Hygge has not arrived in our midst by accident. Its sudden presence in Britain is a matter of deliberate inducement and persuasion. In its most visible manifestation – the onslaught of books on the subject – it is a trend that has been carefully concocted in the laboratory of London publishing houses, and then disseminated through the ready collaboration of an enthusiastic neophile press.
It is book editors – largely young, female and bright – who created the formula of hygge for a mass British audience. The starting point for these young lifestyle alchemists was an article that appeared on the BBC website in the first autumnal days of October 2015.

Two of these editors actually worked for different imprints of the same global company, Penguin Random House:

In the sleek art deco headquarters of Penguin Random House, Emily Robertson and Fiona Crosby were working, separately, on potential titles for their respective imprints, Penguin Life and Michael Joseph. Each had also spotted the BBC article, they told me, when we met in a room off one of the building’s echoing marble hallways. “I spend an embarrassing amount of my time flicking around the internet,” said Robertson, “looking at what people are reading and sharing on Twitter. Pinterest is big for this. It’s a case of looking at what people are talking about.”

There have been many instances down the years of publishers picking up popular tastes and creating a market for books on the subject. (A similar plethora of books based on the success of the Country Diary of an Edwardian Lady in 1977 springs to mind as an example from four decades ago.) But what makes this interesting is the commissioning process that Robertson reveals.
After the hours spent ‘flicking round’ websites, she and the other editors had to find writers: but this was ‘not a straightforward exercise’. Higgins writes: ‘the notion of hygge is so taken for granted in Danish language and culture that there was no readymade cohort of authors or experts to call on. The editors had to either track down a willing Dane, or identify someone with tangentially related knowledge.’ So authors ranging from professional writers, political scientists and (inevitably) actors who had appeared in BBC4 drama series were contracted.
The resulting books will now be piled up in your local bookshop ready for the Christmas rush. They will all have covers featuring either warm socks, log fires or home baked buns — or perhaps all three. Most will sell quite well, and one or two may be outright best sellers, because that is the way in which modern publishing works, especially in a post-Brexit, pre-Trump world which is increasingly un-hyggelig.
At the end of her piece, Higgins notes that, however, hygge can have a dark side:

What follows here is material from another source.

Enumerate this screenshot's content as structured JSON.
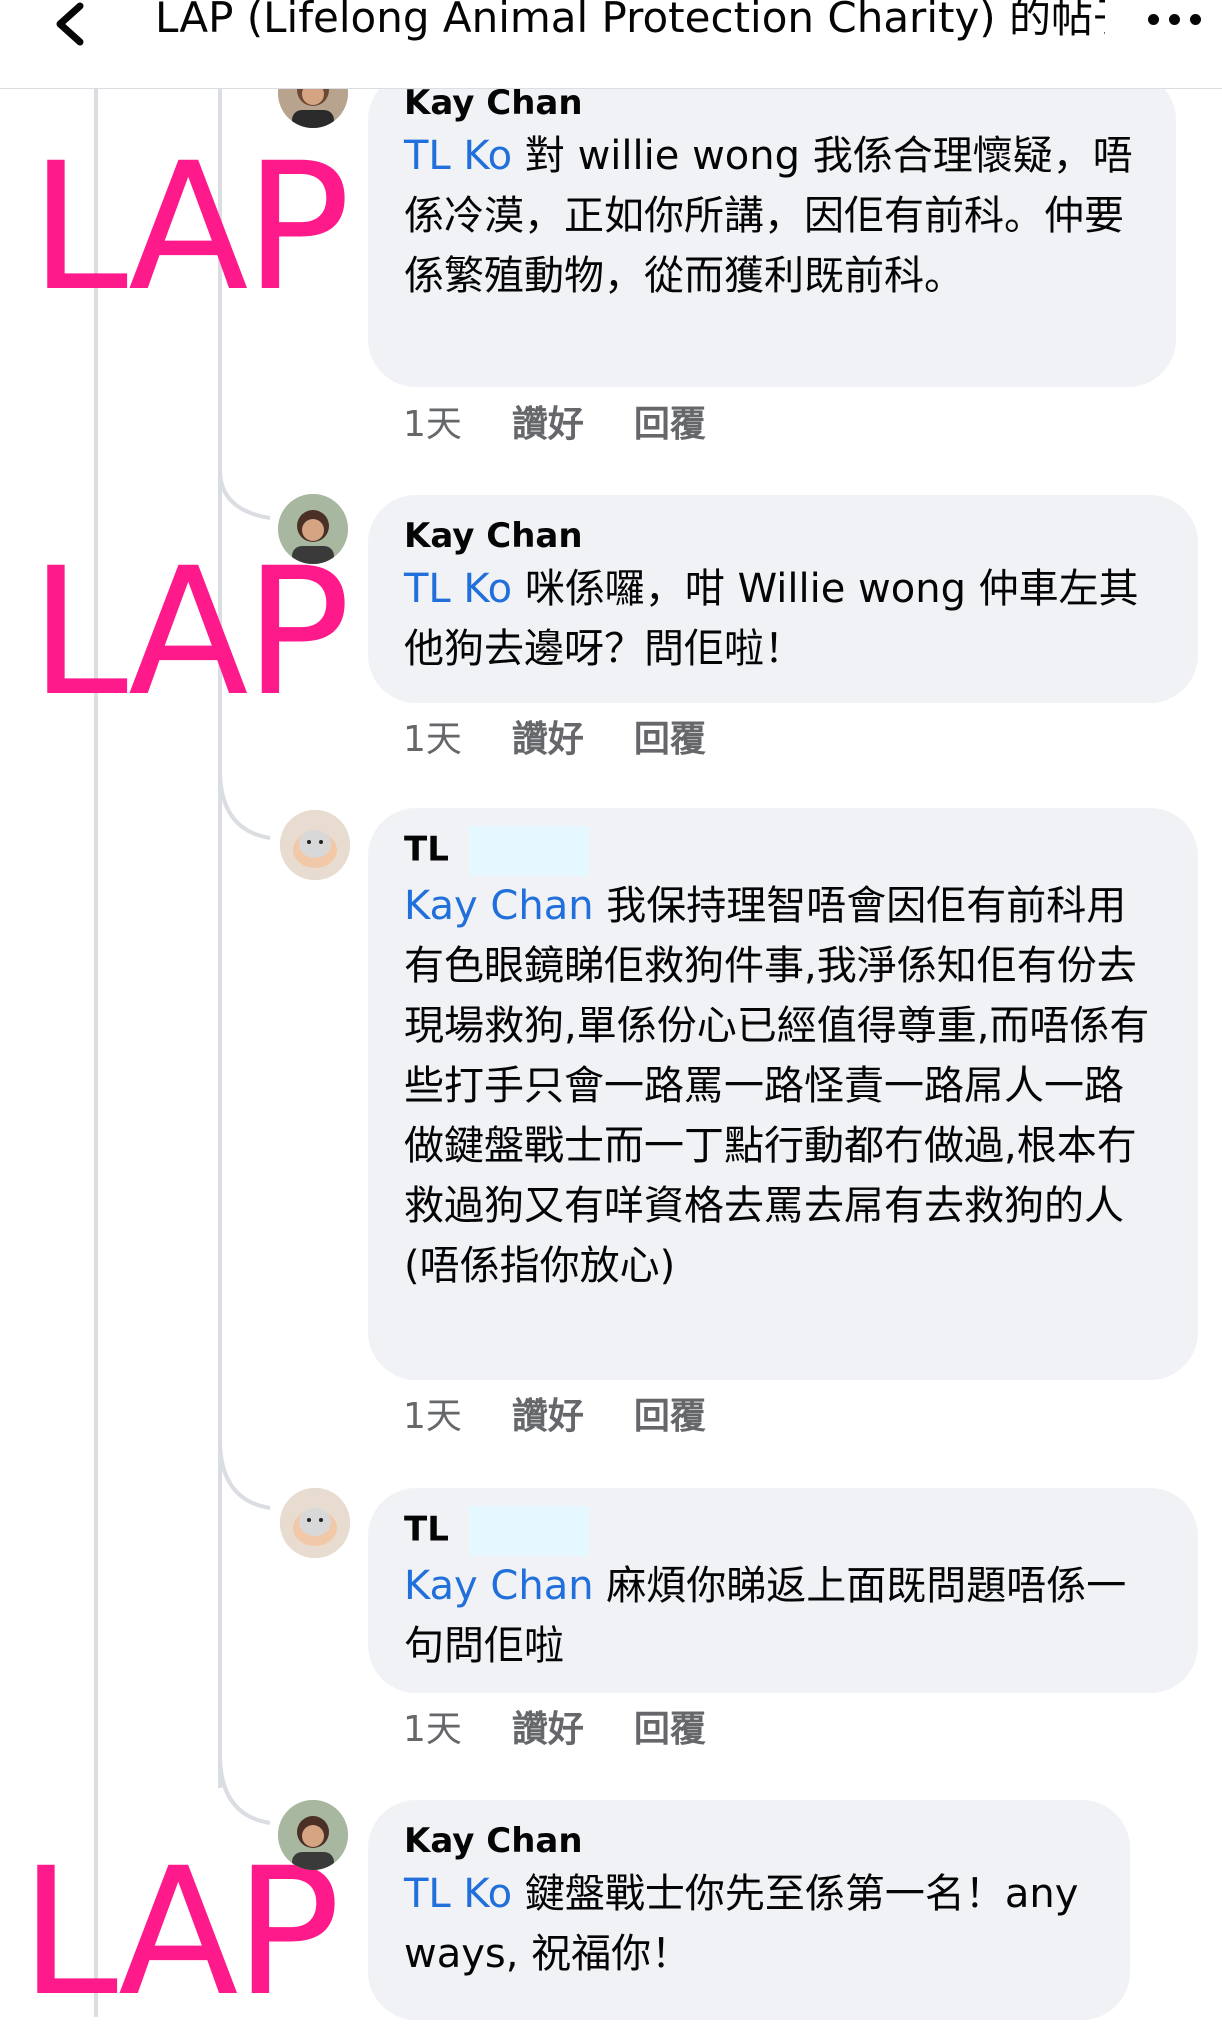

But it is precisely this sense that it is beyond politics – as well as its ubiquitous, irreducible Danishness (and thus not-foreignness) – that allows it to be mobilised by politicians, particularly those of the xenophobic far right, who have become a rising force in Danish politics over the past decade.
A case in point is Pia Kjærsgaard, the founder of the anti-immigration, anti-Brussels Danish People’s Party, which is currently the second-largest party in parliament. Kjærsgaard has subtly projected herself as the protector of Danish hygge against the unknown forces of the globalised world. According to Nors: “Hygge is part of the whole set-up of the radical right wing in Denmark. Their commercials will have all the emblematic hygge symbols.”
Kjærsgaard, who is now the speaker in Denmark’s parliament, gave an interview last year in which she described, in detail, the importance of making her office hyggelig – with family photos, lamps, porcelain and knick-knacks. “I cannot thrive and work in offices that aren’t hyggelig,” she said.

We should reflect on that, perhaps, as with our credit cards in hand, we shuffle towards the harassed shop assistant. In the immortal words of the New Seekers: ‘Let them all fade away and leave us alone/we can live in a world of our own.’